[EXERCISE GOAL]:
Go through the data below and return each line where the string "Tomato" occurs.

═════ PROVIDED MATERIAL

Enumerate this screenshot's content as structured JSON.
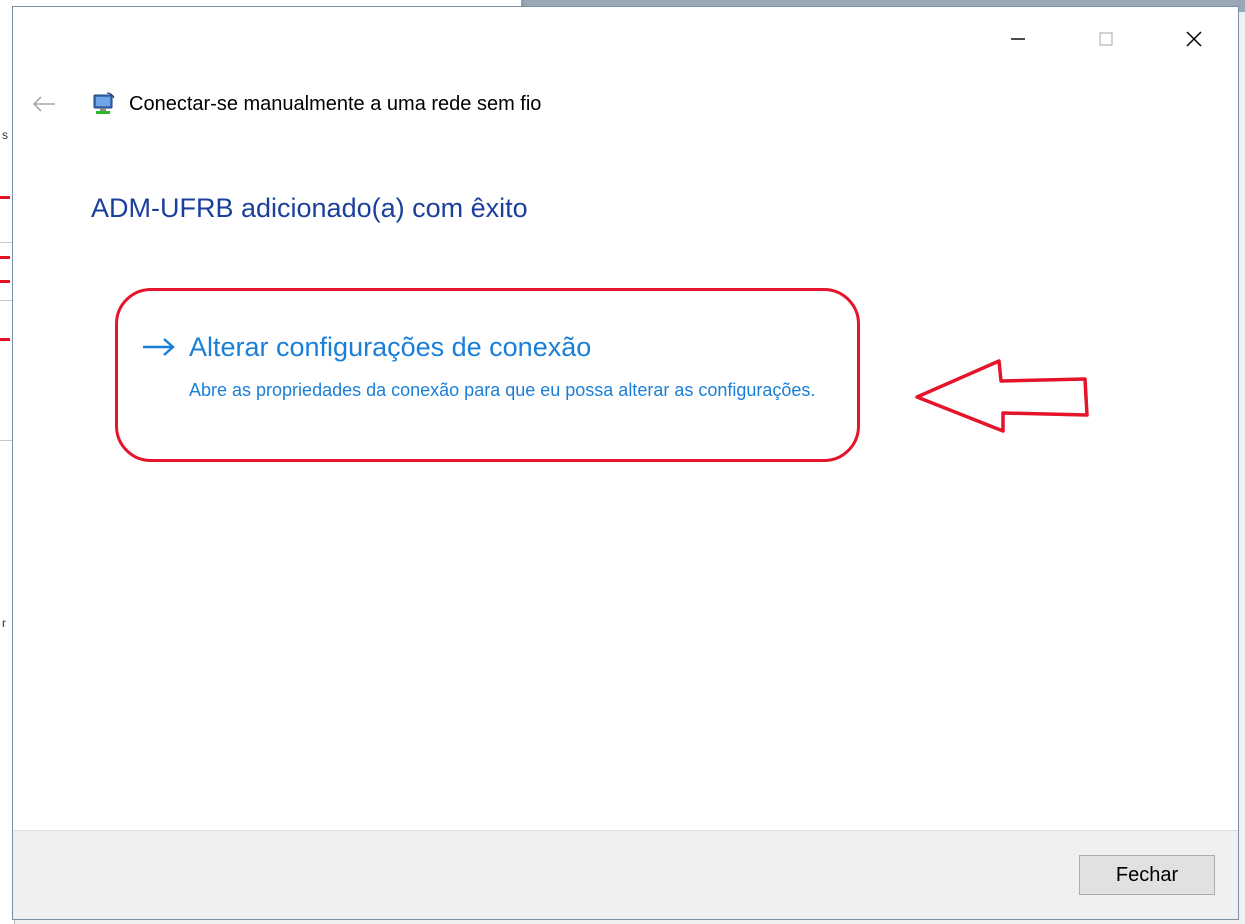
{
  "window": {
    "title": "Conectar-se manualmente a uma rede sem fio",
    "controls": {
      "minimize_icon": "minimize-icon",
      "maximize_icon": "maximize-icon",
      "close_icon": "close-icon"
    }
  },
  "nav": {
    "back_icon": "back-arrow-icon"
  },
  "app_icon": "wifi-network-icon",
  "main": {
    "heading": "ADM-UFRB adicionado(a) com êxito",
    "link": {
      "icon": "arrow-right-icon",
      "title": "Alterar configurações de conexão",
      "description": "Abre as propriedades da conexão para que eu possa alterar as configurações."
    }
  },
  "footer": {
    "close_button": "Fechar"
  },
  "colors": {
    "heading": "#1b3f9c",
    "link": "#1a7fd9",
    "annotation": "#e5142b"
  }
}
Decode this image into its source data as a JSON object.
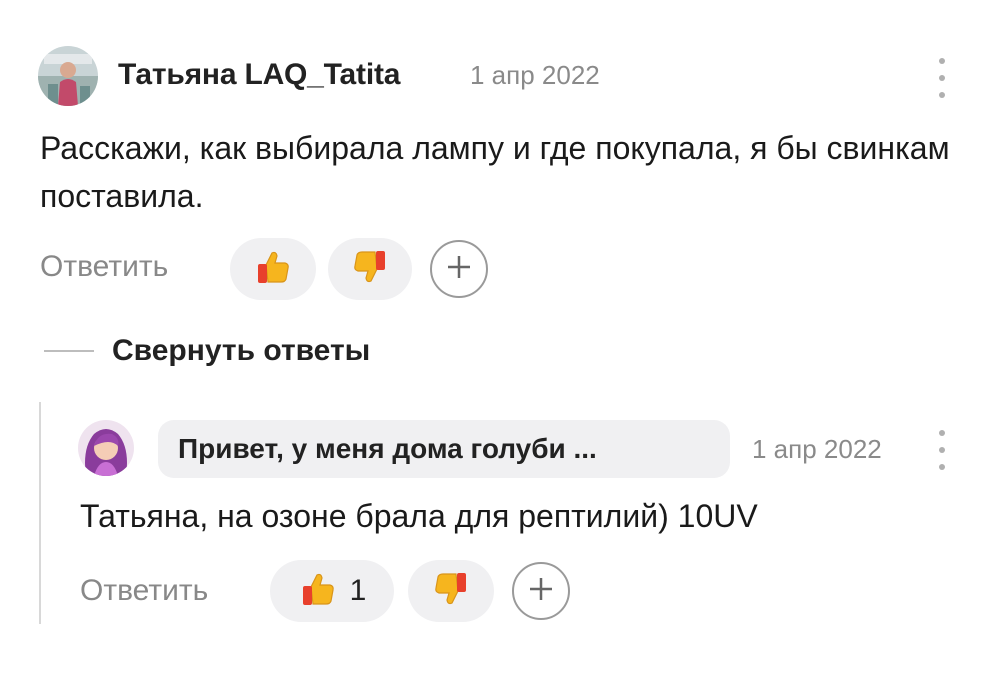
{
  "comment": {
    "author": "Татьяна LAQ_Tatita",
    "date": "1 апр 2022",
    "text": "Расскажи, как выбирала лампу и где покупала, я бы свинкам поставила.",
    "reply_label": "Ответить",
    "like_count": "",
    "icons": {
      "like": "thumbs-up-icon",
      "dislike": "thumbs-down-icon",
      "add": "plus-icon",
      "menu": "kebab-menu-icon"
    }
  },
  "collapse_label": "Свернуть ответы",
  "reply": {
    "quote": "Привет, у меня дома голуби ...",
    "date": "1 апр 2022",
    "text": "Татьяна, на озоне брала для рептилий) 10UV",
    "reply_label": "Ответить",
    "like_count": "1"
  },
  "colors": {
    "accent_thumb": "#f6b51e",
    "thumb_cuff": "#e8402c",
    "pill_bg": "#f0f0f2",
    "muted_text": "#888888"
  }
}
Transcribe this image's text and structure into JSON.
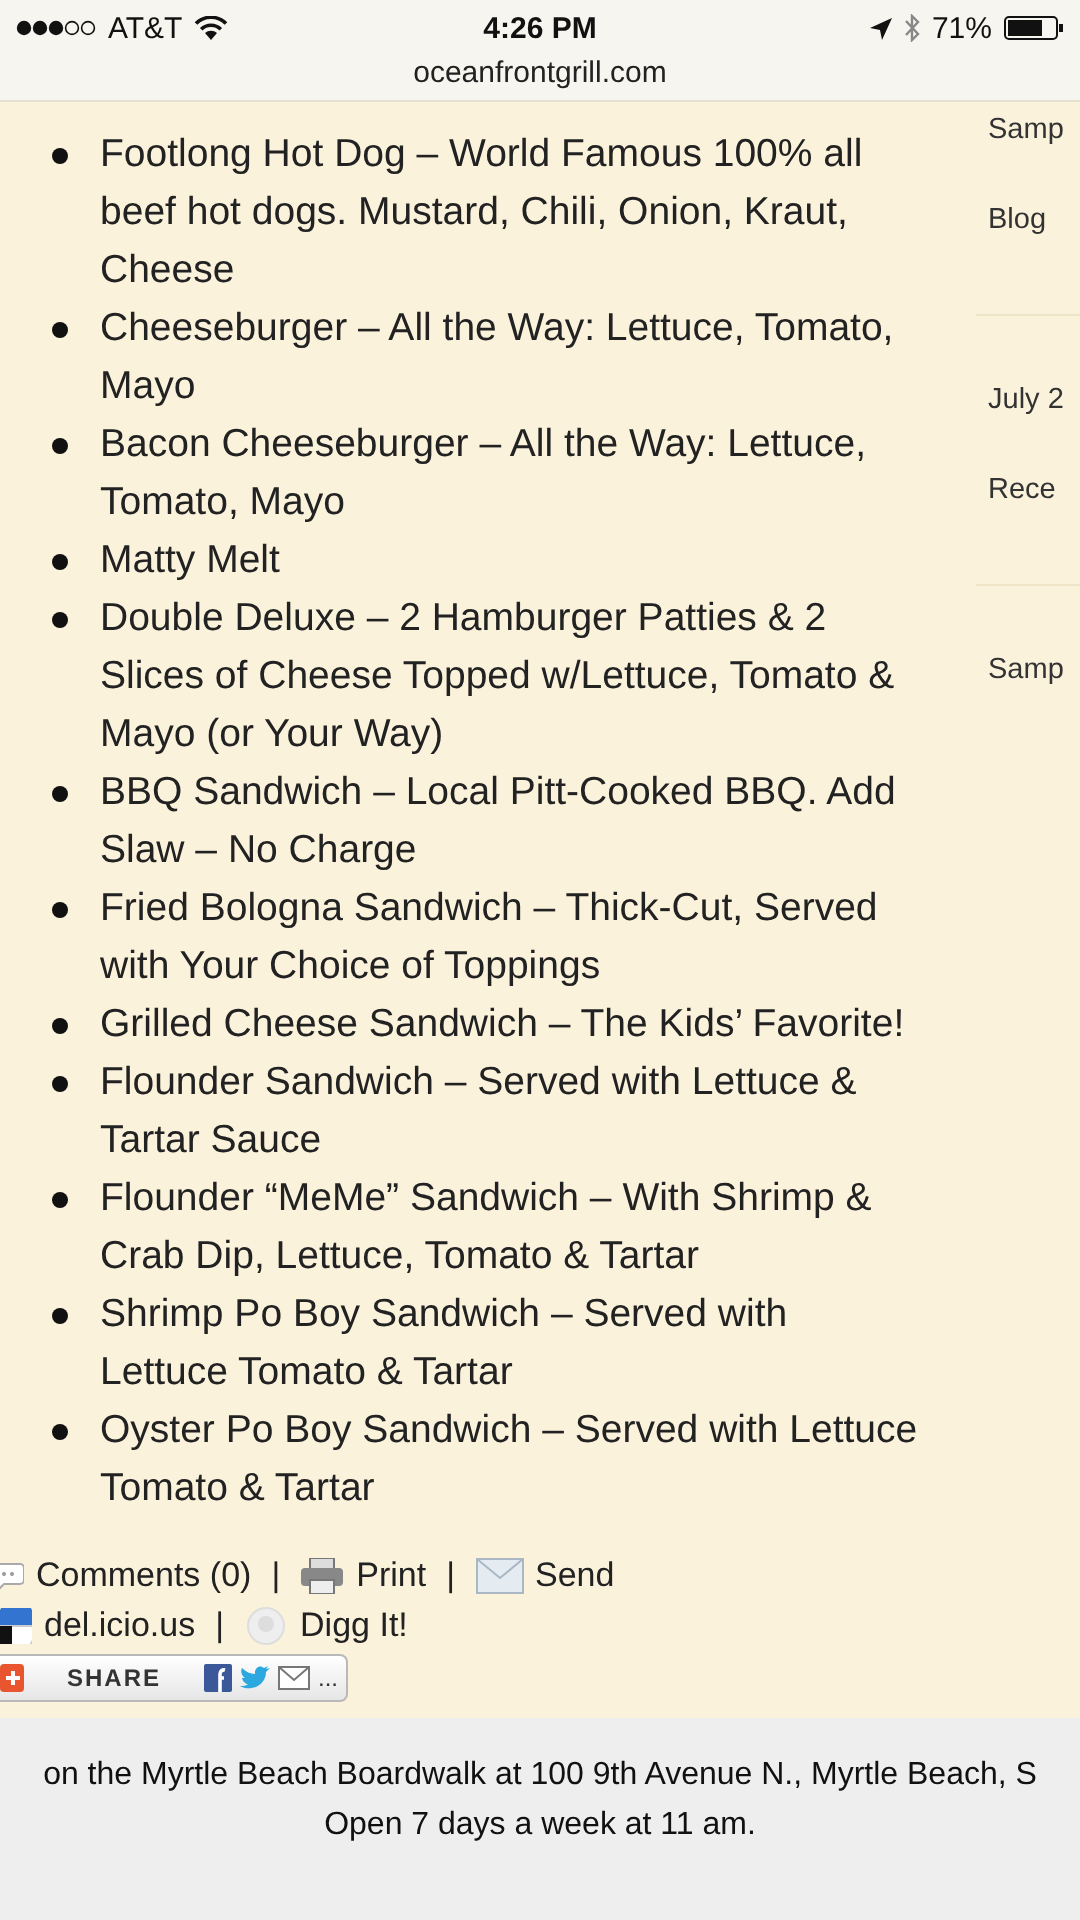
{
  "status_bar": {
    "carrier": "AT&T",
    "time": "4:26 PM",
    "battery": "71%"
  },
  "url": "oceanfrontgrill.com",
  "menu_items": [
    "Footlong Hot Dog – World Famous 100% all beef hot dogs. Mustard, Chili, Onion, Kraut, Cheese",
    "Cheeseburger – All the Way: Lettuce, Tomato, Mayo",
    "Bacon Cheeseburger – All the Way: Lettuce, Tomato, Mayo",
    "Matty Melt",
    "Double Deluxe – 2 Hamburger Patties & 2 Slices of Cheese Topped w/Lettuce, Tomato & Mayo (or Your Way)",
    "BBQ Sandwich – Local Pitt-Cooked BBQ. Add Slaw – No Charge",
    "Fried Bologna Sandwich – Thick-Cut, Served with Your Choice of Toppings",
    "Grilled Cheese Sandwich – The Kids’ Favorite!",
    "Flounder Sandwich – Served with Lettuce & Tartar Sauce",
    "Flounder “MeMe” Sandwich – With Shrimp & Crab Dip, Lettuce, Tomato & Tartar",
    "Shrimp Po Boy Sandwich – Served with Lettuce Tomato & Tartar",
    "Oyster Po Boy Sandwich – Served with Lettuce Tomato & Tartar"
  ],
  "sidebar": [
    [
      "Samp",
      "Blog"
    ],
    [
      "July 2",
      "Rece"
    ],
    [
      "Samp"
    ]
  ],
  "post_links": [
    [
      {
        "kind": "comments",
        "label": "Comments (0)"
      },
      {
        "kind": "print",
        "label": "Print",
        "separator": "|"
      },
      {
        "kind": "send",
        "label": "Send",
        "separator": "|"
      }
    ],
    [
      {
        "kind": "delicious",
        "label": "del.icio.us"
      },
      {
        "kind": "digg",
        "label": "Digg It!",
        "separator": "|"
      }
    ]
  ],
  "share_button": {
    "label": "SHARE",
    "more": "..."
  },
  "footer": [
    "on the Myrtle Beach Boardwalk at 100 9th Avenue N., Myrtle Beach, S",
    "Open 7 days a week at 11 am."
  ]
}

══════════

[TASK RESPONSE]:
    "Cheeseburger – All the Way: Lettuce, Tomato, Mayo",
    "Bacon Cheeseburger – All the Way: Lettuce, Tomato, Mayo",
    "Double Deluxe – 2 Hamburger Patties & 2 Slices of Cheese Topped w/Lettuce, Tomato & Mayo (or Your Way)",
    "Flounder “MeMe” Sandwich – With Shrimp & Crab Dip, Lettuce, Tomato & Tartar",
    "Shrimp Po Boy Sandwich – Served with Lettuce Tomato & Tartar",
    "Oyster Po Boy Sandwich – Served with Lettuce Tomato & Tartar"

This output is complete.